**Instructions for the task**. Images appear in the records below; leave them out and repeat everything else exactly.

##########

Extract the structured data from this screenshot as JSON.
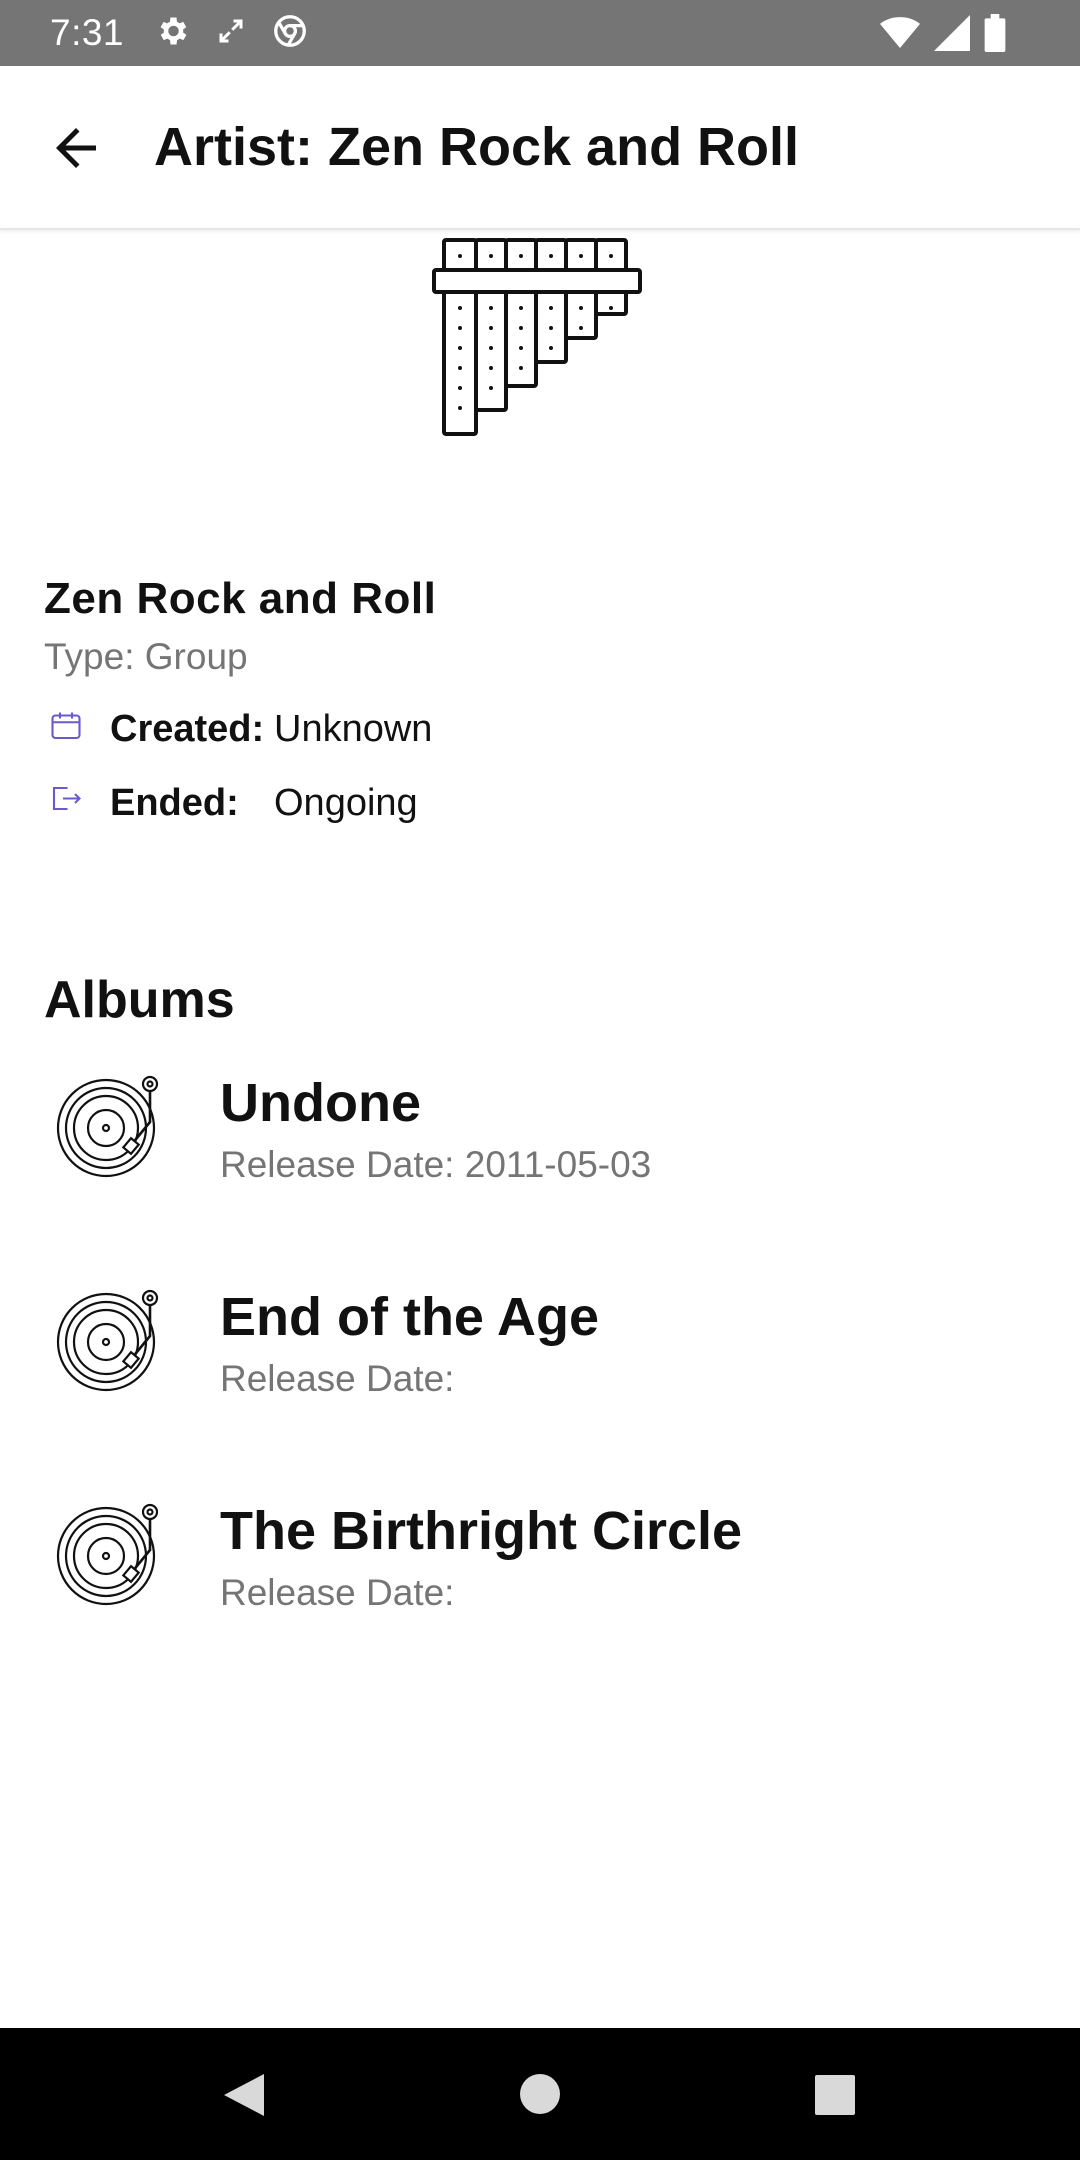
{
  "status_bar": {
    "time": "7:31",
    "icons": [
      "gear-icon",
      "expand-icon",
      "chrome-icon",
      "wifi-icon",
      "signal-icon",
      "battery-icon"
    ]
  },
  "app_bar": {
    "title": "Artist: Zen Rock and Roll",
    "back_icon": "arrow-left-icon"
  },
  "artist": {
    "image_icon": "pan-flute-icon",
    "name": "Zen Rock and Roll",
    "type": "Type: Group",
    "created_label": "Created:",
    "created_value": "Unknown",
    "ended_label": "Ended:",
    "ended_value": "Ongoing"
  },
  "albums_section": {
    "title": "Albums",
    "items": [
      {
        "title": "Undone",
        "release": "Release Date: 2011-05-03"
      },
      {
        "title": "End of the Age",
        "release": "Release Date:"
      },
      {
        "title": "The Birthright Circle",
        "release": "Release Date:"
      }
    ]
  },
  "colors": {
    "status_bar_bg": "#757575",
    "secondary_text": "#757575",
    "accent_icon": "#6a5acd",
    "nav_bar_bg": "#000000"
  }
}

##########

**Written reply**.
Extract the structured data from this screenshot as JSON.
{
  "status_bar": {
    "time": "7:31",
    "icons": [
      "gear-icon",
      "expand-icon",
      "chrome-icon",
      "wifi-icon",
      "signal-icon",
      "battery-icon"
    ]
  },
  "app_bar": {
    "title": "Artist: Zen Rock and Roll",
    "back_icon": "arrow-left-icon"
  },
  "artist": {
    "image_icon": "pan-flute-icon",
    "name": "Zen Rock and Roll",
    "type": "Type: Group",
    "created_label": "Created:",
    "created_value": "Unknown",
    "ended_label": "Ended:",
    "ended_value": "Ongoing"
  },
  "albums_section": {
    "title": "Albums",
    "items": [
      {
        "title": "Undone",
        "release": "Release Date: 2011-05-03"
      },
      {
        "title": "End of the Age",
        "release": "Release Date:"
      },
      {
        "title": "The Birthright Circle",
        "release": "Release Date:"
      }
    ]
  },
  "colors": {
    "status_bar_bg": "#757575",
    "secondary_text": "#757575",
    "accent_icon": "#6a5acd",
    "nav_bar_bg": "#000000"
  }
}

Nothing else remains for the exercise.